Task prompt:
Each entry must be restated word for word.

Data for processing:
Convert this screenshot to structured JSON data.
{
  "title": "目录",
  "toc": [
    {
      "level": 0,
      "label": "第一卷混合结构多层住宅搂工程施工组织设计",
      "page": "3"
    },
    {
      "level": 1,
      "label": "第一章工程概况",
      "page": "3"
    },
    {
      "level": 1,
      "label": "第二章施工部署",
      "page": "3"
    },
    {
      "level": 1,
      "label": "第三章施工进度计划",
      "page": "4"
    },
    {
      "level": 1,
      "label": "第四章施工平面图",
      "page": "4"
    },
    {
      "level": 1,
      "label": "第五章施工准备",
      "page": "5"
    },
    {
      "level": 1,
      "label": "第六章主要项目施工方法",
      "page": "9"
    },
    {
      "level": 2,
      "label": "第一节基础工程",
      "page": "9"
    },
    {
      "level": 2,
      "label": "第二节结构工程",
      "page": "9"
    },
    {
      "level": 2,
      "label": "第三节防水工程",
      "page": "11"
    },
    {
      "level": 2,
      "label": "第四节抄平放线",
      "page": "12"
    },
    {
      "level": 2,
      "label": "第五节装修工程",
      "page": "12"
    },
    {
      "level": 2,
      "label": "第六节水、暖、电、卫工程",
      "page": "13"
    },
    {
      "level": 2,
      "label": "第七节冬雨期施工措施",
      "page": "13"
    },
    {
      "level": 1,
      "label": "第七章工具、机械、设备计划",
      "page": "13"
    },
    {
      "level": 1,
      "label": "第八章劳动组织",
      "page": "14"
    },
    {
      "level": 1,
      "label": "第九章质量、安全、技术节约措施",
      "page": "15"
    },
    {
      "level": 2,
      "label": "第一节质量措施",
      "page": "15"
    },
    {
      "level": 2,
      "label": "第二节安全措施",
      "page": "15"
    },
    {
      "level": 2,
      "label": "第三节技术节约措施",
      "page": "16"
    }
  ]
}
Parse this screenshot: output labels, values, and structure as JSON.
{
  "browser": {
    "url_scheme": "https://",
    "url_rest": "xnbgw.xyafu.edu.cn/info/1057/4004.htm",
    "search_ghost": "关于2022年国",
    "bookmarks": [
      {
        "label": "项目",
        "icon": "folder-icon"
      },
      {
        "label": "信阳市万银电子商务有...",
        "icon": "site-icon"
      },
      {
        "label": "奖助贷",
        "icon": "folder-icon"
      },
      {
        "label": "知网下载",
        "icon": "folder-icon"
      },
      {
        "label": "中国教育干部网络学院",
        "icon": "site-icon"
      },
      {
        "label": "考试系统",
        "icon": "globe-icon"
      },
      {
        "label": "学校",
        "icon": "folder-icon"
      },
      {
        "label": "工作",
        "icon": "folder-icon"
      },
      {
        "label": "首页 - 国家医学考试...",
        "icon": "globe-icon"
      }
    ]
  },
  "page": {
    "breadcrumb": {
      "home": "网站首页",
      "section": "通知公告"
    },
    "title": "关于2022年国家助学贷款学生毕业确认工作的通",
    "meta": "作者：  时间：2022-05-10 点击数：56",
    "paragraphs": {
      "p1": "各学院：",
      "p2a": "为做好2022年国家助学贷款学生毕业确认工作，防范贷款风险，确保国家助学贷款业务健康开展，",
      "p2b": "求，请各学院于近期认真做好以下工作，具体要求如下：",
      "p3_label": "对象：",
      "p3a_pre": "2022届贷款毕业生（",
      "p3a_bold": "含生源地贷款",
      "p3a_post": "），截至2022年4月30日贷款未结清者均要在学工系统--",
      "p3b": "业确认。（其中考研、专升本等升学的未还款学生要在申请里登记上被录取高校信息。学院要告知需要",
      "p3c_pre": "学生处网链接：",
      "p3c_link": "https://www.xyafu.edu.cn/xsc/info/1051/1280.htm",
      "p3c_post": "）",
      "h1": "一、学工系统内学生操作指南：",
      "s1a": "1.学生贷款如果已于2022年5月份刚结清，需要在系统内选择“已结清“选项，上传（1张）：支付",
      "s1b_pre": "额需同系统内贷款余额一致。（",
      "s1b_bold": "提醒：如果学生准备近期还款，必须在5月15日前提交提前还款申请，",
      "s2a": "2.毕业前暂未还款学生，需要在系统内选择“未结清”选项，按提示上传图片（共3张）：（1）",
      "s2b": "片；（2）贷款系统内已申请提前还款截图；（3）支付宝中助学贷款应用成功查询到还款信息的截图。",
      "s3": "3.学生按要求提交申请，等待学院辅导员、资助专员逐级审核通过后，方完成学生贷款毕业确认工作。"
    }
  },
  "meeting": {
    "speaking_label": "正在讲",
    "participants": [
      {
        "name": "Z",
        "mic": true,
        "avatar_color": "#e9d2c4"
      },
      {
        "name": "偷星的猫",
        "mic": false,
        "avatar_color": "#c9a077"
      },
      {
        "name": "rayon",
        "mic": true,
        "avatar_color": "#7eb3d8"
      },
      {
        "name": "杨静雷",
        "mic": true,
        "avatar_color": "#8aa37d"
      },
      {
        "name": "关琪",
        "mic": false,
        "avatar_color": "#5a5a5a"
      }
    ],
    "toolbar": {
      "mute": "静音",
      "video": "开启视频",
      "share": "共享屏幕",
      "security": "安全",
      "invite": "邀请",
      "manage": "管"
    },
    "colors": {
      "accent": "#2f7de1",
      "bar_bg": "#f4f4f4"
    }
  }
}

Finished task:
Convert this screenshot to structured JSON data.
{
  "title": "目录",
  "toc": [
    {
      "level": 0,
      "label": "第一卷混合结构多层住宅搂工程施工组织设计",
      "page": "3"
    },
    {
      "level": 1,
      "label": "第一章工程概况",
      "page": "3"
    },
    {
      "level": 1,
      "label": "第二章施工部署",
      "page": "3"
    },
    {
      "level": 1,
      "label": "第三章施工进度计划",
      "page": "4"
    },
    {
      "level": 1,
      "label": "第四章施工平面图",
      "page": "4"
    },
    {
      "level": 1,
      "label": "第五章施工准备",
      "page": "5"
    },
    {
      "level": 1,
      "label": "第六章主要项目施工方法",
      "page": "9"
    },
    {
      "level": 2,
      "label": "第一节基础工程",
      "page": "9"
    },
    {
      "level": 2,
      "label": "第二节结构工程",
      "page": "9"
    },
    {
      "level": 2,
      "label": "第三节防水工程",
      "page": "11"
    },
    {
      "level": 2,
      "label": "第四节抄平放线",
      "page": "12"
    },
    {
      "level": 2,
      "label": "第五节装修工程",
      "page": "12"
    },
    {
      "level": 2,
      "label": "第六节水、暖、电、卫工程",
      "page": "13"
    },
    {
      "level": 2,
      "label": "第七节冬雨期施工措施",
      "page": "13"
    },
    {
      "level": 1,
      "label": "第七章工具、机械、设备计划",
      "page": "13"
    },
    {
      "level": 1,
      "label": "第八章劳动组织",
      "page": "14"
    },
    {
      "level": 1,
      "label": "第九章质量、安全、技术节约措施",
      "page": "15"
    },
    {
      "level": 2,
      "label": "第一节质量措施",
      "page": "15"
    },
    {
      "level": 2,
      "label": "第二节安全措施",
      "page": "15"
    },
    {
      "level": 2,
      "label": "第三节技术节约措施",
      "page": "16"
    }
  ]
}
Parse this screenshot: output labels, values, and structure as JSON.
{
  "browser": {
    "url_scheme": "https://",
    "url_rest": "xnbgw.xyafu.edu.cn/info/1057/4004.htm",
    "search_ghost": "关于2022年国",
    "bookmarks": [
      {
        "label": "项目",
        "icon": "folder-icon"
      },
      {
        "label": "信阳市万银电子商务有...",
        "icon": "site-icon"
      },
      {
        "label": "奖助贷",
        "icon": "folder-icon"
      },
      {
        "label": "知网下载",
        "icon": "folder-icon"
      },
      {
        "label": "中国教育干部网络学院",
        "icon": "site-icon"
      },
      {
        "label": "考试系统",
        "icon": "globe-icon"
      },
      {
        "label": "学校",
        "icon": "folder-icon"
      },
      {
        "label": "工作",
        "icon": "folder-icon"
      },
      {
        "label": "首页 - 国家医学考试...",
        "icon": "globe-icon"
      }
    ]
  },
  "page": {
    "breadcrumb": {
      "home": "网站首页",
      "section": "通知公告"
    },
    "title": "关于2022年国家助学贷款学生毕业确认工作的通",
    "meta": "作者：  时间：2022-05-10 点击数：56",
    "paragraphs": {
      "p1": "各学院：",
      "p2a": "为做好2022年国家助学贷款学生毕业确认工作，防范贷款风险，确保国家助学贷款业务健康开展，",
      "p2b": "求，请各学院于近期认真做好以下工作，具体要求如下：",
      "p3_label": "对象：",
      "p3a_pre": "2022届贷款毕业生（",
      "p3a_bold": "含生源地贷款",
      "p3a_post": "），截至2022年4月30日贷款未结清者均要在学工系统--",
      "p3b": "业确认。（其中考研、专升本等升学的未还款学生要在申请里登记上被录取高校信息。学院要告知需要",
      "p3c_pre": "学生处网链接：",
      "p3c_link": "https://www.xyafu.edu.cn/xsc/info/1051/1280.htm",
      "p3c_post": "）",
      "h1": "一、学工系统内学生操作指南：",
      "s1a": "1.学生贷款如果已于2022年5月份刚结清，需要在系统内选择“已结清“选项，上传（1张）：支付",
      "s1b_pre": "额需同系统内贷款余额一致。（",
      "s1b_bold": "提醒：如果学生准备近期还款，必须在5月15日前提交提前还款申请，",
      "s2a": "2.毕业前暂未还款学生，需要在系统内选择“未结清”选项，按提示上传图片（共3张）：（1）",
      "s2b": "片；（2）贷款系统内已申请提前还款截图；（3）支付宝中助学贷款应用成功查询到还款信息的截图。",
      "s3": "3.学生按要求提交申请，等待学院辅导员、资助专员逐级审核通过后，方完成学生贷款毕业确认工作。"
    }
  },
  "meeting": {
    "speaking_label": "正在讲",
    "participants": [
      {
        "name": "Z",
        "mic": true,
        "avatar_color": "#e9d2c4"
      },
      {
        "name": "偷星的猫",
        "mic": false,
        "avatar_color": "#c9a077"
      },
      {
        "name": "rayon",
        "mic": true,
        "avatar_color": "#7eb3d8"
      },
      {
        "name": "杨静雷",
        "mic": true,
        "avatar_color": "#8aa37d"
      },
      {
        "name": "关琪",
        "mic": false,
        "avatar_color": "#5a5a5a"
      }
    ],
    "toolbar": {
      "mute": "静音",
      "video": "开启视频",
      "share": "共享屏幕",
      "security": "安全",
      "invite": "邀请",
      "manage": "管"
    },
    "colors": {
      "accent": "#2f7de1",
      "bar_bg": "#f4f4f4"
    }
  }
}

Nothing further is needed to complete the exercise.